East Alabama charity organizations on Sunday used their platform to help those impacted by the March third tornadoes. The local community leaders say they couldn’t sit back and do nothing after the storm ripped through a community they all know too well.
“This is really personal for me. This being in our home county. I’ve been down there with the people, I’ve been down there with the families that were affected and the experience I had when it comes to Rural Disaster Recovery is that it doesn’t take long to be forgotten about,“ Warren Tidwell with Rural Disaster Recovery Network said.
Sylvia Rose Novak says she spent five years of her life at her family farm on Lee co. road 40. She says her initial reaction was to organize an event to help families begin recovery.
“These people still have no home they have no savings, some of them have nothing left they have family members they had to bury and I want the community to remember these people during these times and that they still need our help and they still need our support as the year progresses,“ Novak said.
Novak was one of several artists to perform at the relief benefit. Aside from the live music, there were also local food trucks and businesses in the area that agreed to donate a portion of their proceeds to the relief effort. Henry Williford says he is overwhelmed with the amount of support lee county has to offer.
“Even when there’s so much destruction and tragedy right here and it’s so real I mean you can see it. You can see the houses torn apart you can see the families apart but what you can also see is the community responding,“ Williford said.
Tickets to the event were fifteen dollars. Admission was free for kids under the age of 12. All proceeds for ticket sales will be donated for families to start their recovery process.
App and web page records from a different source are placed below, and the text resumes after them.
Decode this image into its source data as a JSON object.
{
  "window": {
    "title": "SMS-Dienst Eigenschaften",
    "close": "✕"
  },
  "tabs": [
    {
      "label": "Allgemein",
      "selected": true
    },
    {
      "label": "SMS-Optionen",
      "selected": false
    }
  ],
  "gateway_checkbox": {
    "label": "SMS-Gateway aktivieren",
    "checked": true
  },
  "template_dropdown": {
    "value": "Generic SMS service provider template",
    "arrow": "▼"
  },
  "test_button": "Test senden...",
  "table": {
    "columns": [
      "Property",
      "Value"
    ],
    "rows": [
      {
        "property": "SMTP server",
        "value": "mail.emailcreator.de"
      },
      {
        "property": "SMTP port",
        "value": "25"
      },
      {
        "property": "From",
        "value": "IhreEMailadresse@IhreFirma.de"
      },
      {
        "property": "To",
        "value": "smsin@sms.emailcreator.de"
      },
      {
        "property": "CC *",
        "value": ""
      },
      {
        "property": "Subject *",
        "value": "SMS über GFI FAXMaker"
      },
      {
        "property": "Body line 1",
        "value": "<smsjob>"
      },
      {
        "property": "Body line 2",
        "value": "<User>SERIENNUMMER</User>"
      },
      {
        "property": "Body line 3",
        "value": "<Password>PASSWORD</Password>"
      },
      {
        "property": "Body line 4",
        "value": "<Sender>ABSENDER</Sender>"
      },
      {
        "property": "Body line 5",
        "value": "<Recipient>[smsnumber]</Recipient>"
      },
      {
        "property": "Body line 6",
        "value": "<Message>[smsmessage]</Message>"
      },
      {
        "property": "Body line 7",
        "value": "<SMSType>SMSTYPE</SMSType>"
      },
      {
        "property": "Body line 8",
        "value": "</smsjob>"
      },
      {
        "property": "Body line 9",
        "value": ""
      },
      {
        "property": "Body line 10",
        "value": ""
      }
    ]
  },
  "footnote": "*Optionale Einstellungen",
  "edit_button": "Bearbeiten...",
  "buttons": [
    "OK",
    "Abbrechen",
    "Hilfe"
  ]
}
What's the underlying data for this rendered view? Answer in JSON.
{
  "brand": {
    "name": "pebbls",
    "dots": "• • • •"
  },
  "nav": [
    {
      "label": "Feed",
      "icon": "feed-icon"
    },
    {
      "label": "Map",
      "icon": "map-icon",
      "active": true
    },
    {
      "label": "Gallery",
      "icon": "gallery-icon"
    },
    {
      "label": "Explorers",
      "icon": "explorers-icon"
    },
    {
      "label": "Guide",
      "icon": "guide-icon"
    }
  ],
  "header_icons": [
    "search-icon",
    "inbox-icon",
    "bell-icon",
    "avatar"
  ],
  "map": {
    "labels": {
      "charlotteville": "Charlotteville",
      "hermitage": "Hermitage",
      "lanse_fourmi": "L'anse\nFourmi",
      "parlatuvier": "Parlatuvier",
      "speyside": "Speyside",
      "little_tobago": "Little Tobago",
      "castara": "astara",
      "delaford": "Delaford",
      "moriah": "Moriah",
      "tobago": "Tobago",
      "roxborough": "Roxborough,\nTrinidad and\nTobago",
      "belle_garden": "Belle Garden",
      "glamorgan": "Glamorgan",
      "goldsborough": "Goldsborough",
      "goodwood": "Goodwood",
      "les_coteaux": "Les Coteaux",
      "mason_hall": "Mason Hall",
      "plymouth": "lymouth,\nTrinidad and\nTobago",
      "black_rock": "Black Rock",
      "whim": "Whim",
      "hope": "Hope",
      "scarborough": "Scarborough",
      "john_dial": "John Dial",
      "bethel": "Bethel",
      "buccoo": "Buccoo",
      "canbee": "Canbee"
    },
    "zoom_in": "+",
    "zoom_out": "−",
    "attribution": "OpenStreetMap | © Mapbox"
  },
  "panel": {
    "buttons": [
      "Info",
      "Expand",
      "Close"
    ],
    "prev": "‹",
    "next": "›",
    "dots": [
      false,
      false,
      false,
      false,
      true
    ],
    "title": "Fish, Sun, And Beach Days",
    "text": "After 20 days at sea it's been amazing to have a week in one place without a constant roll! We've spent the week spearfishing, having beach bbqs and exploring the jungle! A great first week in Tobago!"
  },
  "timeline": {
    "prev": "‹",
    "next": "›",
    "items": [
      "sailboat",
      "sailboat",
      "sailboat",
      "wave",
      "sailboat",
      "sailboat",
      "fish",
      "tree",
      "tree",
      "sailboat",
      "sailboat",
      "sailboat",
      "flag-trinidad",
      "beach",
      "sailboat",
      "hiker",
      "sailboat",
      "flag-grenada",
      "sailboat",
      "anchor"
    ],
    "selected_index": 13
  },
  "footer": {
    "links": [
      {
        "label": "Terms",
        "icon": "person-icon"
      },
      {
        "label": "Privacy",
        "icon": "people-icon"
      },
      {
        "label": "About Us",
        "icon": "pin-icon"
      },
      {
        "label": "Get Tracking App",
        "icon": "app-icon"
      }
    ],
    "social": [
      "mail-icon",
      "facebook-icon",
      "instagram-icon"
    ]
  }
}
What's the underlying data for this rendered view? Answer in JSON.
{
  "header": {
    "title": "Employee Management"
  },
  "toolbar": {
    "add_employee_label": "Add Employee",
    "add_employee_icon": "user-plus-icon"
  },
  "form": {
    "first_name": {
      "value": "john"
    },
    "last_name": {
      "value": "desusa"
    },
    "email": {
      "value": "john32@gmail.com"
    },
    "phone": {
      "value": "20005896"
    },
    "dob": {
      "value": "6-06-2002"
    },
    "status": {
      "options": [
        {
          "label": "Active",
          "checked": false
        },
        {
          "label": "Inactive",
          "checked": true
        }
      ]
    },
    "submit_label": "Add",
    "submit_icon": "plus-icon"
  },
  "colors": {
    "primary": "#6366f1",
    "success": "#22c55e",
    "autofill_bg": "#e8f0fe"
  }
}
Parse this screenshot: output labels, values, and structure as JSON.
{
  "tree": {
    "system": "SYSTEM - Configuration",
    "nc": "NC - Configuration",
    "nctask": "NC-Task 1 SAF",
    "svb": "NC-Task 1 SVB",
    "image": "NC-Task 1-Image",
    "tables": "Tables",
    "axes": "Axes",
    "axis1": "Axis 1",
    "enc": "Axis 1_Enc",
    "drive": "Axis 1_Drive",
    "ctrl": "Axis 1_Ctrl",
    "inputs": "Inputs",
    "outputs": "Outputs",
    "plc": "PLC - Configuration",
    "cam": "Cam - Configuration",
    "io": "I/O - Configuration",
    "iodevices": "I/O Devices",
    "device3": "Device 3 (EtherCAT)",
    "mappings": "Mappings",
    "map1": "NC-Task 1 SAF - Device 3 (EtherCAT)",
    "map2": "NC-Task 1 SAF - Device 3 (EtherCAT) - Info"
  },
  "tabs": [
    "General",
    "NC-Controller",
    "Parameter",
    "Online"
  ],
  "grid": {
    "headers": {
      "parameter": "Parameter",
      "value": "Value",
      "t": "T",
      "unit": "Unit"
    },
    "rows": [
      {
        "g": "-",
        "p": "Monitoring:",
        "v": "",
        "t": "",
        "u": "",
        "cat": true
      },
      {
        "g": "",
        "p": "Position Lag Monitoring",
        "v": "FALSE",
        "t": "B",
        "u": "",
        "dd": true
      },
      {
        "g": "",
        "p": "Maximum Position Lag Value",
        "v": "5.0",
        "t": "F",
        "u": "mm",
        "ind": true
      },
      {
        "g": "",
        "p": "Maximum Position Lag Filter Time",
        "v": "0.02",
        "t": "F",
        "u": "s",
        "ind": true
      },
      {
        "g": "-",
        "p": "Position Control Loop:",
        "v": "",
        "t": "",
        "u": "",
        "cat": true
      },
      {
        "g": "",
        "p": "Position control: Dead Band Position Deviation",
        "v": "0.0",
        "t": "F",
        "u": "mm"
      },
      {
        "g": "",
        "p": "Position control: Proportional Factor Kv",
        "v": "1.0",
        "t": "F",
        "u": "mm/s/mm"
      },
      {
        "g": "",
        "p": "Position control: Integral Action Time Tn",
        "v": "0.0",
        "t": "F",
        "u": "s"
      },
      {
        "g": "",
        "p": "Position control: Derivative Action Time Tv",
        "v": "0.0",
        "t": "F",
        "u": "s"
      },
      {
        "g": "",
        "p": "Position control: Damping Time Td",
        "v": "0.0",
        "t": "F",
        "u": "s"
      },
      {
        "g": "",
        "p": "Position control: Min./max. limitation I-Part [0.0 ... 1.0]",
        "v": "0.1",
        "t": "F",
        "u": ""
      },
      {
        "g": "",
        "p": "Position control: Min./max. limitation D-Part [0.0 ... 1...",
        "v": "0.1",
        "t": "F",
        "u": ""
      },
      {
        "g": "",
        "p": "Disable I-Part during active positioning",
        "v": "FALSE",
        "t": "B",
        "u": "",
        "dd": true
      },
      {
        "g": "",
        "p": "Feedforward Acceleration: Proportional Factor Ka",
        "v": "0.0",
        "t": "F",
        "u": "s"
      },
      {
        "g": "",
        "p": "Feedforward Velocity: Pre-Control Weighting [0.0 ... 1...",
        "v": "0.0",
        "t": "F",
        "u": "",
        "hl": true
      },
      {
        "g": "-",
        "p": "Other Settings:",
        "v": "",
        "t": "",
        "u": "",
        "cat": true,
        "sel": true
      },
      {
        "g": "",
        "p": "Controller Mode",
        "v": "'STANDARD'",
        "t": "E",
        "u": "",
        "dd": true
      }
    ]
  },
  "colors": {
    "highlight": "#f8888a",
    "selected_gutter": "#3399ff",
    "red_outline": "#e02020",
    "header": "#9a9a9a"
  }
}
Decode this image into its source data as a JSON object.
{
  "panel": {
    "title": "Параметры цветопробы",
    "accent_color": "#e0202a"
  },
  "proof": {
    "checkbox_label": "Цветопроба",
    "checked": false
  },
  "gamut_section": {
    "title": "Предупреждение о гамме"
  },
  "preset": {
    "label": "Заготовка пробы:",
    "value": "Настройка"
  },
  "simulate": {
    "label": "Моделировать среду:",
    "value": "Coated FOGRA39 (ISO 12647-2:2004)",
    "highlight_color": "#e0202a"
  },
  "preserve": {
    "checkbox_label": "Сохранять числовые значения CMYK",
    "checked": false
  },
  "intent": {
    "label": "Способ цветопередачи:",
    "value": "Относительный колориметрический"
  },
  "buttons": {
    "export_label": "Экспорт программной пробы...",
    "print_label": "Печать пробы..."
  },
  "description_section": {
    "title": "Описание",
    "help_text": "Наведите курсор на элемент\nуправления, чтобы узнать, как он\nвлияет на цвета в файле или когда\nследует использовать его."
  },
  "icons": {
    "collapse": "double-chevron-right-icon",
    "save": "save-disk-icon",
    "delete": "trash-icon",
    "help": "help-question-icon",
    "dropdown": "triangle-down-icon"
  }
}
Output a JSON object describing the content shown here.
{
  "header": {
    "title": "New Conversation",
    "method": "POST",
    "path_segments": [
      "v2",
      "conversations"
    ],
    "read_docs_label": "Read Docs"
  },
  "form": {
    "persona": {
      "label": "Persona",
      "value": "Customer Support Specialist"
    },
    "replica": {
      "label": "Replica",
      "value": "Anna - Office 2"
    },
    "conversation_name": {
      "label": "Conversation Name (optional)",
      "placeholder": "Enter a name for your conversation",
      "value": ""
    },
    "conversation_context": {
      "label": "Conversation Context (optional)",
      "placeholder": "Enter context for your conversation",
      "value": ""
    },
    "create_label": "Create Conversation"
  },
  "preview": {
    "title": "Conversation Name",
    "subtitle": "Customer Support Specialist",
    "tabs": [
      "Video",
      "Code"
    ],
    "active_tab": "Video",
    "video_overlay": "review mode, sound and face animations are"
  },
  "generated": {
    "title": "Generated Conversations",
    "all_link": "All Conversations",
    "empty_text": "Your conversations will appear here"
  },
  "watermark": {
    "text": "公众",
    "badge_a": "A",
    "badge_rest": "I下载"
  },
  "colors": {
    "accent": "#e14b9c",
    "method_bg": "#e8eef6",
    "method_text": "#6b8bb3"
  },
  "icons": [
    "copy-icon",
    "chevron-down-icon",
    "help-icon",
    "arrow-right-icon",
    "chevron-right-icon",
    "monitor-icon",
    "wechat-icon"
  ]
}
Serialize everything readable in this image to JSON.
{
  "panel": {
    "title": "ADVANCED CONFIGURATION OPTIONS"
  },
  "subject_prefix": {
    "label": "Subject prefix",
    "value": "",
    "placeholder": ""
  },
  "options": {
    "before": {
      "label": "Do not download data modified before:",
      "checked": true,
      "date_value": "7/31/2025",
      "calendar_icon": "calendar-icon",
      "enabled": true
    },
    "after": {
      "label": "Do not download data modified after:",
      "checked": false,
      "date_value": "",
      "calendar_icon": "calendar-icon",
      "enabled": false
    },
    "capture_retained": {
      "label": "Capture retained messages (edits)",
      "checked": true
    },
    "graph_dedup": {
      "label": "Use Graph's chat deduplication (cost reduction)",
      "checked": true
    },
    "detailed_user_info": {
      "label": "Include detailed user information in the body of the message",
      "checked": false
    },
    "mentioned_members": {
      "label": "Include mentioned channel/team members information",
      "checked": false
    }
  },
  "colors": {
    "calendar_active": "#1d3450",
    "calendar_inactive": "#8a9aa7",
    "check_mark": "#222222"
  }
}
Rural disaster recovery network is partnering with the nonprofit hometown action to oversee that the funds will benefit those directly effected by the storms. The rural disaster recovery network representative says with the money donated, he hopes to create small grants for the families in need, as well as continue coordinating with local agencies.